Experimenting with fare structures at different times of day and in different locations would help a company know where and when to begin offering a full-fledged commercial service, Kaufman said at the Oct. 22 hearing. “Regulatory certainty” is one reason the company might start out in Nevada, he said. It would help, he told the commission, “knowing that California is actually open for business.”

In California, the state Department of Motor Vehicles regulates vehicle safety and issues permits for driverless vehicle testing and deployment. The CPUC, whose main task is regulating utilities such as Pacific Gas & Electric, also oversees commercial transport services, including bus companies, limousine services, Uber and Lyft. It’s up to the CPUC to decide whether companies can charge fares.

The commission declined to make commissioners or staff members available for an interview. A commission spokeswoman pointed to a document issued in June 2018 that set rules for driverless vehicle pilot programs in California.

“The free rides will identify the pilot program as different from ordinary transportation,” the document reads, “and, therefore, will encourage the public to be more mindful of their experience and provide critical feedback to the commission and the permit-holders.”

Other driverless companies at the hearing — which included Cruise, Aurora, Pony.ai and AutoX — seemed baffled by the reasons given for banning paid driverless pilot programs.

“It’s very important we’re able to charge for our service not just for us but for the entire industry in California,” said Jewel Z. Li of AutoX, which is developing autonomous technology and robotaxi logistics systems in the U.S. and in China. It’s important, she said, to test “real-life sustainable business models.”

If companies eschew California for more welcoming states, the economic effect is likely to be small. In any case, it’s not the CPUC’s responsibility to consider economic growth in the state. In the past, some experts have lauded California’s cautious approach to driverless regulation.
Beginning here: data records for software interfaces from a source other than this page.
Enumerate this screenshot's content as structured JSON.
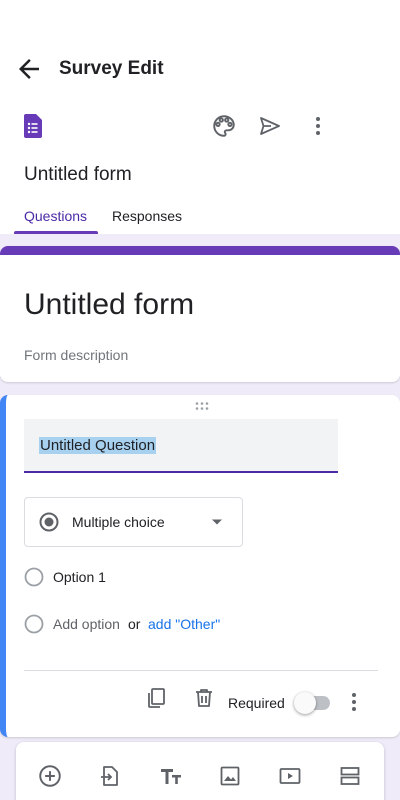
{
  "appbar": {
    "title": "Survey Edit",
    "icons": [
      "arrow-back-icon",
      "forms-logo-icon",
      "palette-icon",
      "send-icon",
      "more-vert-icon"
    ]
  },
  "form_name": "Untitled form",
  "tabs": [
    {
      "label": "Questions",
      "active": true
    },
    {
      "label": "Responses",
      "active": false
    }
  ],
  "title_card": {
    "title": "Untitled form",
    "description": "Form description"
  },
  "question": {
    "text": "Untitled Question",
    "type": "Multiple choice",
    "options": [
      {
        "label": "Option 1"
      }
    ],
    "add_option_label": "Add option",
    "or_label": "or",
    "add_other_label": "add \"Other\"",
    "required_label": "Required",
    "required": false
  },
  "toolbar_icons": [
    "add-circle-icon",
    "import-icon",
    "title-text-icon",
    "image-icon",
    "video-icon",
    "section-icon"
  ],
  "colors": {
    "accent": "#673ab7",
    "tab_active": "#4b2aa6",
    "question_border": "#4285f4",
    "link": "#1a73e8",
    "background": "#f0ebf8"
  }
}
But “California runs a risk of losing some of its mantle of being the center of driverless vehicle innovation,” said Mike Ramsey, an automotive technology analyst at Gartner.

Ramsey also is interested in hearing more detail about the commission’s objection to fare charging. “This is not a safety issue,” he said. “This is about the capability of a company to recover some of the costs, if not to profit” from technology development.

Grayson Brulte, head of driverless vehicle consultants Brulte & Company, earlier this year moved his headquarters to the Miami area from Beverly Hills, because, he said, California’s bureaucracy is dragging its feet.

The future was being deployed in Florida, so we relocated our company to Florida to be part of the future,” he said. Florida’s driverless regulations are either more lax or more forward thinking than California’s, depending on whom you ask.

Advocates for blind people and for small-business owners asked the commission at the recent hearing to allow fare charging. Only one person supported the idea of banning fares in pilot programs — a representative of the San Francisco Municipal Transportation Agency, who said the commission should first ensure the public interest is being served.

After the hearing, one company representative said the commission is taking too much time making decisions. The person asked not to be identified for fear of antagonizing commission members.

The CPUC issued its permit rules in June 2018. The October hearing, called a “workshop,” was the first public discussion held since then.

The Times asked the commission spokeswoman if there is a timeline for addressing the industry’s fare-ban complaints.

“As for next steps,” she wrote in an email, “we have committed to soliciting written comments.”

As featured in The Los Angeles Times on November 1, 2019.